While he was sleeping, the Los Angeles Angels slugger's wife, Deidre, had put up a complimentary Instagram post about her husband that was widely interpreted to mean Pujols had decided to retire after this season, his 21st in the majors.
"Hey, that's the life we're living on social media," Pujols said Saturday with a chuckle. "It's sad that everybody just had to run with it."
The 41-year-old slugger quickly reiterated what he has been saying for months: He hasn't decided whether he will continue playing after the conclusion of his 10-year, $240 million contract with the Angels this fall, and he won't make or announce a decision until after the season.

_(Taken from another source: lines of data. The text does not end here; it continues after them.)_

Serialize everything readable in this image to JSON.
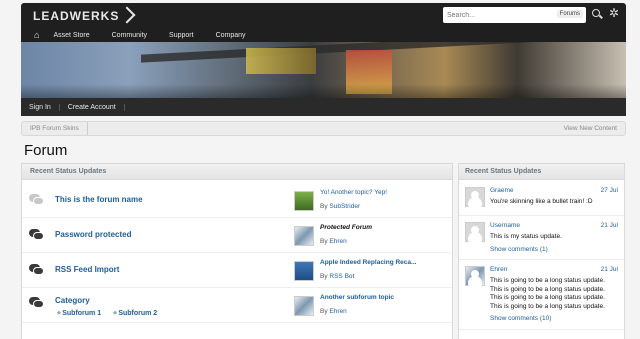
{
  "header": {
    "logo": "LEADWERKS",
    "search_placeholder": "Search...",
    "search_scope": "Forums",
    "nav": [
      "Asset Store",
      "Community",
      "Support",
      "Company"
    ]
  },
  "userbar": {
    "sign_in": "Sign In",
    "create_account": "Create Account"
  },
  "breadcrumb": {
    "item": "IPB Forum Skins",
    "view_new": "View New Content"
  },
  "page_title": "Forum",
  "forum": {
    "heading": "Recent Status Updates",
    "rows": [
      {
        "name": "This is the forum name",
        "read": true,
        "last_title": "Yo! Another topic? Yep!",
        "last_by": "SubStrider",
        "by_label": "By"
      },
      {
        "name": "Password protected",
        "read": false,
        "last_title": "Protected Forum",
        "last_by": "Ehren",
        "by_label": "By"
      },
      {
        "name": "RSS Feed Import",
        "read": false,
        "last_title": "Apple Indeed Replacing Reca...",
        "last_by": "RSS Bot",
        "by_label": "By"
      },
      {
        "name": "Category",
        "read": false,
        "subforums": [
          "Subforum 1",
          "Subforum 2"
        ],
        "last_title": "Another subforum topic",
        "last_by": "Ehren",
        "by_label": "By"
      }
    ]
  },
  "status": {
    "heading": "Recent Status Updates",
    "items": [
      {
        "name": "Graeme",
        "date": "27 Jul",
        "text": "You're skinning like a bullet train! :D"
      },
      {
        "name": "Username",
        "date": "21 Jul",
        "text": "This is my status update.",
        "comments": "Show comments (1)"
      },
      {
        "name": "Ehren",
        "date": "21 Jul",
        "text": "This is going to be a long status update. This is going to be a long status update. This is going to be a long status update. This is going to be a long status update.",
        "comments": "Show comments (10)"
      }
    ]
  }
}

"I think our organization, my friends, people that follow my career for 21 years deserve better than just me or her posting something on Instagram," Pujols said in his first interviews of spring training. "This thing just got blown out of proportion. My mind is not even there. My mind is on staying focused, healthy, and hopefully trying to help this ballclub win this year, and that's it. If I feel at the end of the year that that's it, I'll announce it [and] go home. But I'm not even there yet."
The fifth-leading home run hitter in major league history says he has more pressing concerns on his mind, primarily the chase of his first playoff victory with the Angels. Not playing in October will never stop grating on Pujols, who begins the new season with 662 homers along with 2,100 RBIs, third-most in baseball history.
"I don't even get to watch [the postseason], because I get so mad because we should have been there," he said.
Pujols has at least one more chance to get the team success he craves alongside Mike Trout, Anthony Rendon and Shohei Ohtani. The 10-time All-Star is in the midst of five consecutive losing seasons and six straight non-playoff campaigns with the Angels, but there is cautious optimism around the big-budget franchise heading into manager Joe Maddon's second season in charge.
Even if Pujols attempts to play in 2022, he knows he is close to the end of the underwhelming second act of his career after 11 stellar seasons in St. Louis. He batted .328 with 445 homers while winning three NL MVP awards for the Cardinals, but has been a .257 hitter with 217 homers over nine years in Anaheim.
Last season, Pujols batted .224 with a .665 OPS -- both the worst marks of his two-decade career -- while playing in just 39 of Los Angeles' 60 games.
This season also brings the distinct prospect of even less action for Pujols, who has remained injury-free and fairly effective as a fielder at first base over the past two years.
He's certain to split playing time at first with Jared Walsh, who batted .337 with nine homers and 26 RBIs in 22 games as a rookie last September, and with Ohtani as the Halos' designated hitter.
Pujols says he's fine with whatever role he gets in 2021 from Maddon, who praises the veteran slugger for his maturity and leadership.
"It's going to be a meritocracy always, and he gets it," Maddon said. "We've had the conversations. Of course he wants to play. Of course when he doesn't play, he might not like it. He's wired that way, and that's how you want him to be. But he understands what's going on. He accepts it well. Regardless of the role we put him in, I know he's going to react to it well."